During my first hour with Sly Cooper: Thieves in Time I am struck by two things. First, how nice it actually is to re-familiarise myself with Sly and his friends. I hadn't realised how much I'd missed them.
Second, although it is not Sucker Punch behind Sly's latest adventure, everything feels very familiar already. The music is jazzy, the atmosphere almost cozy, and the iconic sound effect played when Sly sneaks behind someone is on cue. New developer Sanzarus Games has treated the franchise transfer with kid gloves. There's no new excesses or concepts, just because it's considered common practice today to include co-op, destructible environments, regenerating health and having to explode a hundred enemies with one rocket launcher strike to unlock a Trophy.
Basically Sly Cooper circa 2013 looks and feels like Sly Cooper in 2005. Something that might annoy some, and when compared to his platform cousins Ratchet & Clank - whose arsenal only grows with each new game - it may feel stagnated, but the regression is something I appreciate.
After seeing Lara bruised, battered, impaled and crushed approximately fifteen hundred times in Tomb Raider, and previously having massacred as many cyborg ninjas in Metal Gear Rising: Revengeance, my ten hours with Sly Cooper: Thieves in Time has been clean-cut recreation. Sanzaru retained the original ingredients from the previous games when they concocted Thieves in Time. They've taken a huge adventure, stirred in a generous handful of exploration, spun some charming dialogue. A classic and well-tested recipe that, in today's action-oriented climate, feels instantly fresh.
This time, the plot revolves around time travel. Someone steal valuables from Sly's relatives during different time periods, causing the contents of Sly's Family Guide, Thievius Raccoonus, to start disappearing. With the help of a time machine Sly goes on a journey through history to try and fix things.
Time travel is a perfect excuse to incorporate wildly differing environments. During the surprisingly long adventure, I visit places like feudal Japan, medieval England, a wonderfully coloured Wild West and a congenial ice age. Each era has a hub world that's free to explore with any character from Sly's gang. As in previous games, there is a lot to collect. (A situation that stressed me out, as one map I was still missing twenty-three bottles: it ended up with me focusing exclusively on story missions).
In every era, we encounter a new relative of Sly. In Japan, we have Rioichi, ninja and original creator of sushi. In the Wild West, we meet Tennessee; sharp-shooting "outlaw" who is wanted by the Sheriff. All Sly's relatives are playable and possess their own special abilities. You will have time to play as nine different characters, which adds a lot of variety in the game. But personally I would have liked to put more focus on Sly. Dig into the game and he starts to feel like a supporting actor himself, and the experience a little fragmented.

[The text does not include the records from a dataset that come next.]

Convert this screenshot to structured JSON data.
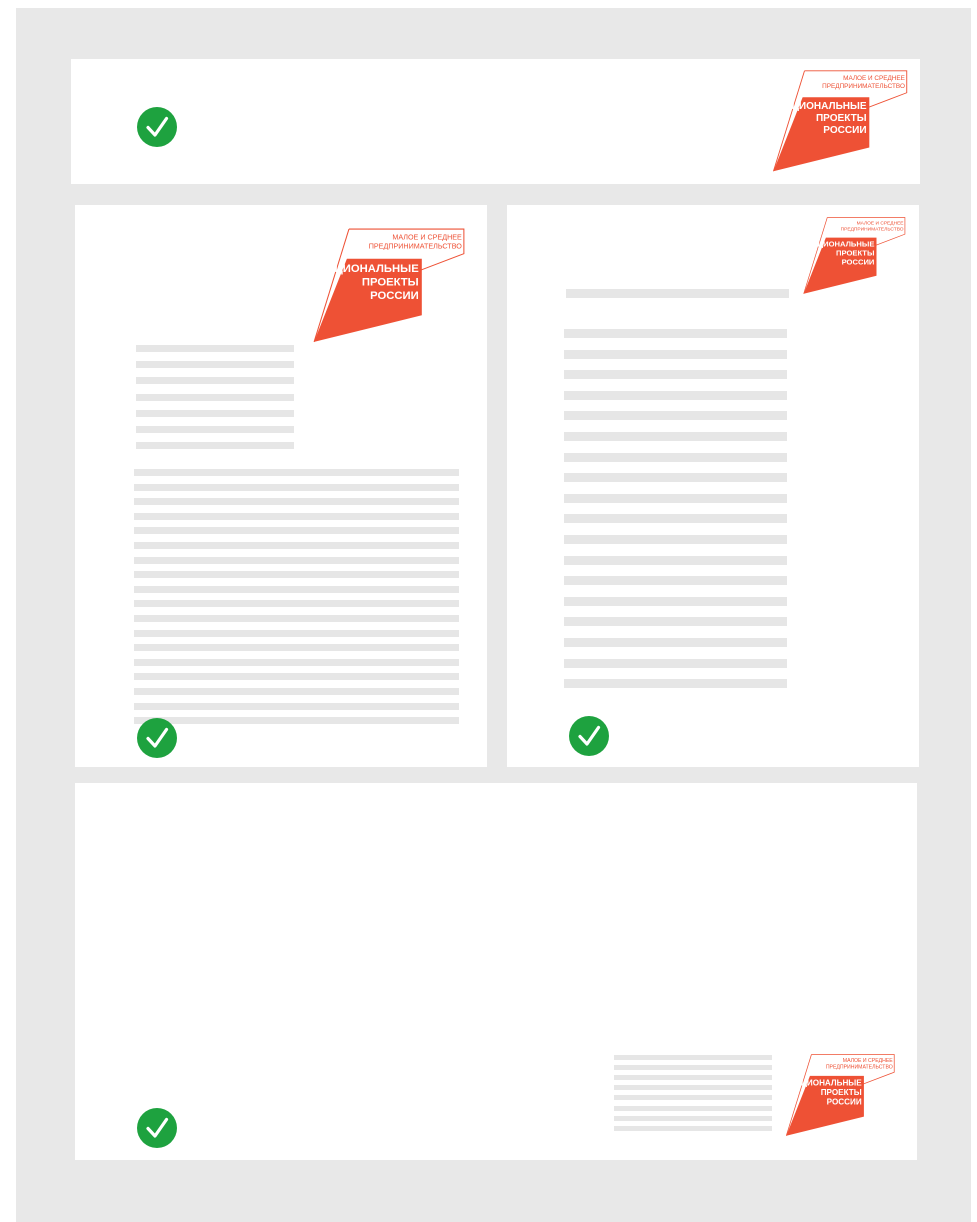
{
  "logo": {
    "line1": "МАЛОЕ И СРЕДНЕЕ",
    "line2": "ПРЕДПРИНИМАТЕЛЬСТВО",
    "line3": "НАЦИОНАЛЬНЫЕ",
    "line4": "ПРОЕКТЫ",
    "line5": "РОССИИ"
  },
  "colors": {
    "brand_red": "#ee5135",
    "check_green": "#1ea23f",
    "placeholder_line": "#e6e6e6",
    "background": "#e8e8e8"
  },
  "layouts": [
    {
      "name": "horizontal-banner",
      "check": "correct"
    },
    {
      "name": "portrait-logo-top-left",
      "check": "correct"
    },
    {
      "name": "portrait-logo-top-right",
      "check": "correct"
    },
    {
      "name": "landscape-logo-bottom-right",
      "check": "correct"
    }
  ]
}
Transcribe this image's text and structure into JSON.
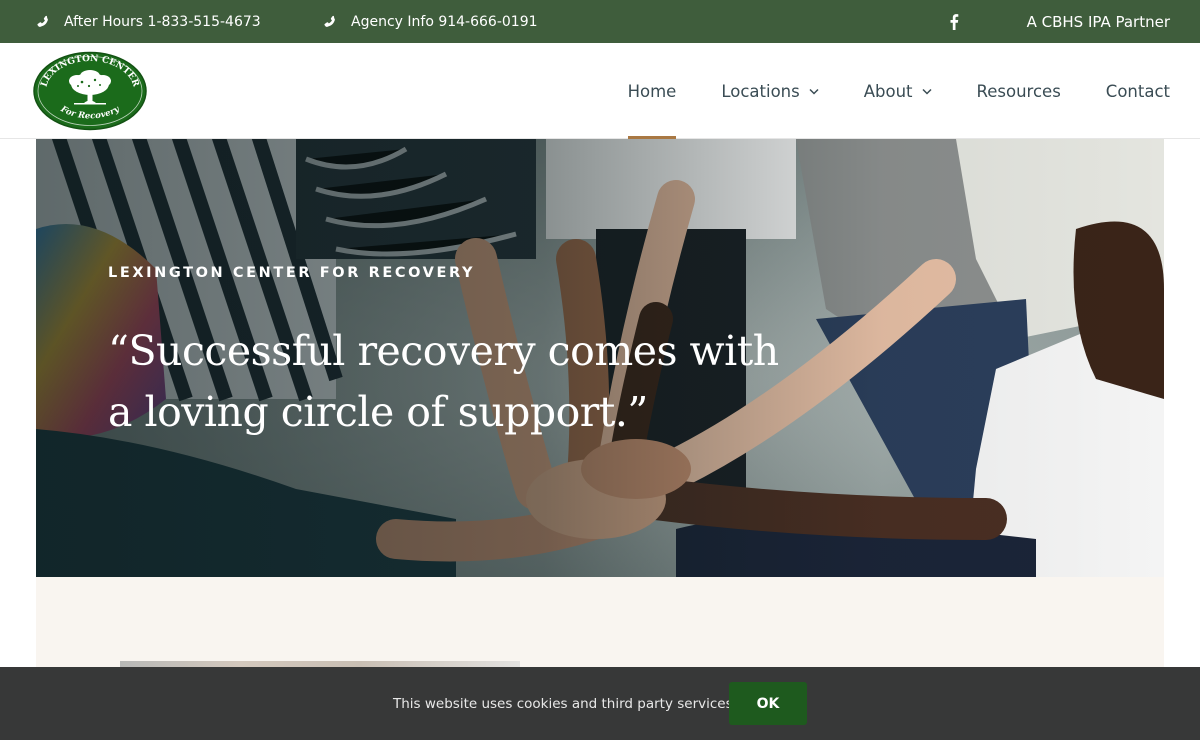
{
  "topbar": {
    "after_hours": "After Hours 1-833-515-4673",
    "agency_info": "Agency Info 914-666-0191",
    "partner": "A CBHS IPA Partner",
    "icons": [
      "phone-icon",
      "phone-icon",
      "facebook-icon"
    ]
  },
  "logo": {
    "top_text": "LEXINGTON CENTER",
    "bottom_text": "For Recovery"
  },
  "nav": {
    "items": [
      {
        "label": "Home",
        "active": true,
        "dropdown": false
      },
      {
        "label": "Locations",
        "active": false,
        "dropdown": true
      },
      {
        "label": "About",
        "active": false,
        "dropdown": true
      },
      {
        "label": "Resources",
        "active": false,
        "dropdown": false
      },
      {
        "label": "Contact",
        "active": false,
        "dropdown": false
      }
    ]
  },
  "hero": {
    "kicker": "LEXINGTON CENTER FOR RECOVERY",
    "quote_line1": "“Successful recovery comes with",
    "quote_line2": "a loving circle of support.”"
  },
  "cookie": {
    "message": "This website uses cookies and third party services.",
    "ok_label": "OK"
  },
  "colors": {
    "topbar_bg": "#3f5d3c",
    "nav_text": "#3a4c54",
    "nav_active_underline": "#a97843",
    "logo_green": "#1b6b1b",
    "beige_bg": "#f9f5f0",
    "cookie_bg": "#373838",
    "ok_button": "#1e5a1e"
  }
}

The single most annoying factor in the game is the loading times. I've stared at loading screens before and it does not usually bother me, but it's been a long time since I have had to wait so long, and so frequently. We're dangerously close to the "can I make a sandwich?" clock watching on display here.
Getting back into the game quietens the curses though. The dialogue is strong and entertaining enough to pull a smile back onto the face. The voice actors do a superb job of delivering their bickering observations in each and every line of dialogue.
With Sly Cooper: Thieves in Time Sanzaru Games proves that they are fully capable of taking a firm grip of the franchise from its creator. It plays much like a Best Of collection, and that's an agreeable design choice. This is a varied, beautifully coloured adventure that feels refreshingly old school - and it's even being sold at a discounted price (£29.99). If you, like me, are after a game that's a little more comfortable with the lighter side of life, then don't hesitate in picking this up.